Your task => With no omissions, write out every record given below.

Material provided =>
┌────────

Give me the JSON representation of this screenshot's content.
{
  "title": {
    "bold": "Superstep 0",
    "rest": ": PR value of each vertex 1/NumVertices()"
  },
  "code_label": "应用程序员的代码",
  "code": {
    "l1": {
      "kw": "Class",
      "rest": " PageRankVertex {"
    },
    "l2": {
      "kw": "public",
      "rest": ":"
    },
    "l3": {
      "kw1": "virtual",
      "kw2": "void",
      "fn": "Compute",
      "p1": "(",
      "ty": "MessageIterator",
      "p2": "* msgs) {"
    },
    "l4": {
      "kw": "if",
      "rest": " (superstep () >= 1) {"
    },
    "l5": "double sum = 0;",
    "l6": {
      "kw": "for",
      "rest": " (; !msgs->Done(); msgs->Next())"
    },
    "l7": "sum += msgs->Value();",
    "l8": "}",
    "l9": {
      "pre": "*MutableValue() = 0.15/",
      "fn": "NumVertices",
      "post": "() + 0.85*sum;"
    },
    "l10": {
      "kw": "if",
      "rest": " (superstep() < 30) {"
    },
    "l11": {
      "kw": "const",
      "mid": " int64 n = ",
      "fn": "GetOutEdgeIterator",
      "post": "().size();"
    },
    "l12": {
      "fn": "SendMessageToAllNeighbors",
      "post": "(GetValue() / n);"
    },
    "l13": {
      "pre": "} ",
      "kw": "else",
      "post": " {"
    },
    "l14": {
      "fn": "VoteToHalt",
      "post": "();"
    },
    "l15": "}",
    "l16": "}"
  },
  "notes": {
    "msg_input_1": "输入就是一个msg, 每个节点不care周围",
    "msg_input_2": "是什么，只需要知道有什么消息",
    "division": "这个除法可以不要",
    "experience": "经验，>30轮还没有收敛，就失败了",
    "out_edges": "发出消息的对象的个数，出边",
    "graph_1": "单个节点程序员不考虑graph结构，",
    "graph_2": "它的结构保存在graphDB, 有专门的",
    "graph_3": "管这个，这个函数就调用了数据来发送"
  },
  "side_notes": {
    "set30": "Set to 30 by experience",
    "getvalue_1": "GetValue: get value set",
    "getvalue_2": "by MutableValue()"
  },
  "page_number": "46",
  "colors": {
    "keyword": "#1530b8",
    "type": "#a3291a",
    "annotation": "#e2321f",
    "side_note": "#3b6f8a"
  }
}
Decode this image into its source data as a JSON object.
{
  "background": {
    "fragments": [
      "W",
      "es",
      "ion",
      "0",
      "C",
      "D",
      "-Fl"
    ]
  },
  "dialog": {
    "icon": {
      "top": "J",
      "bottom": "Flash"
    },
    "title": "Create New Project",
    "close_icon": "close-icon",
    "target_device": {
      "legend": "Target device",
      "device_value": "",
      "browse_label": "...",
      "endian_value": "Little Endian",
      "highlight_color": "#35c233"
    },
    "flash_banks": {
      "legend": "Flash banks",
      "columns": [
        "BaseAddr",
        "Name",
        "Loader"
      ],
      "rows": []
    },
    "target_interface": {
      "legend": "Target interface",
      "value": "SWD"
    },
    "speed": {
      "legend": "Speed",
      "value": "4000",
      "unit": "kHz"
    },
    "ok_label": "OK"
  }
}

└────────

Exercise result =>
Give me the JSON representation of this screenshot's content.
{
  "title": {
    "bold": "Superstep 0",
    "rest": ": PR value of each vertex 1/NumVertices()"
  },
  "code_label": "应用程序员的代码",
  "code": {
    "l1": {
      "kw": "Class",
      "rest": " PageRankVertex {"
    },
    "l2": {
      "kw": "public",
      "rest": ":"
    },
    "l3": {
      "kw1": "virtual",
      "kw2": "void",
      "fn": "Compute",
      "p1": "(",
      "ty": "MessageIterator",
      "p2": "* msgs) {"
    },
    "l4": {
      "kw": "if",
      "rest": " (superstep () >= 1) {"
    },
    "l5": "double sum = 0;",
    "l6": {
      "kw": "for",
      "rest": " (; !msgs->Done(); msgs->Next())"
    },
    "l7": "sum += msgs->Value();",
    "l8": "}",
    "l9": {
      "pre": "*MutableValue() = 0.15/",
      "fn": "NumVertices",
      "post": "() + 0.85*sum;"
    },
    "l10": {
      "kw": "if",
      "rest": " (superstep() < 30) {"
    },
    "l11": {
      "kw": "const",
      "mid": " int64 n = ",
      "fn": "GetOutEdgeIterator",
      "post": "().size();"
    },
    "l12": {
      "fn": "SendMessageToAllNeighbors",
      "post": "(GetValue() / n);"
    },
    "l13": {
      "pre": "} ",
      "kw": "else",
      "post": " {"
    },
    "l14": {
      "fn": "VoteToHalt",
      "post": "();"
    },
    "l15": "}",
    "l16": "}"
  },
  "notes": {
    "msg_input_1": "输入就是一个msg, 每个节点不care周围",
    "msg_input_2": "是什么，只需要知道有什么消息",
    "division": "这个除法可以不要",
    "experience": "经验，>30轮还没有收敛，就失败了",
    "out_edges": "发出消息的对象的个数，出边",
    "graph_1": "单个节点程序员不考虑graph结构，",
    "graph_2": "它的结构保存在graphDB, 有专门的",
    "graph_3": "管这个，这个函数就调用了数据来发送"
  },
  "side_notes": {
    "set30": "Set to 30 by experience",
    "getvalue_1": "GetValue: get value set",
    "getvalue_2": "by MutableValue()"
  },
  "page_number": "46",
  "colors": {
    "keyword": "#1530b8",
    "type": "#a3291a",
    "annotation": "#e2321f",
    "side_note": "#3b6f8a"
  }
}
Decode this image into its source data as a JSON object.
{
  "background": {
    "fragments": [
      "W",
      "es",
      "ion",
      "0",
      "C",
      "D",
      "-Fl"
    ]
  },
  "dialog": {
    "icon": {
      "top": "J",
      "bottom": "Flash"
    },
    "title": "Create New Project",
    "close_icon": "close-icon",
    "target_device": {
      "legend": "Target device",
      "device_value": "",
      "browse_label": "...",
      "endian_value": "Little Endian",
      "highlight_color": "#35c233"
    },
    "flash_banks": {
      "legend": "Flash banks",
      "columns": [
        "BaseAddr",
        "Name",
        "Loader"
      ],
      "rows": []
    },
    "target_interface": {
      "legend": "Target interface",
      "value": "SWD"
    },
    "speed": {
      "legend": "Speed",
      "value": "4000",
      "unit": "kHz"
    },
    "ok_label": "OK"
  }
}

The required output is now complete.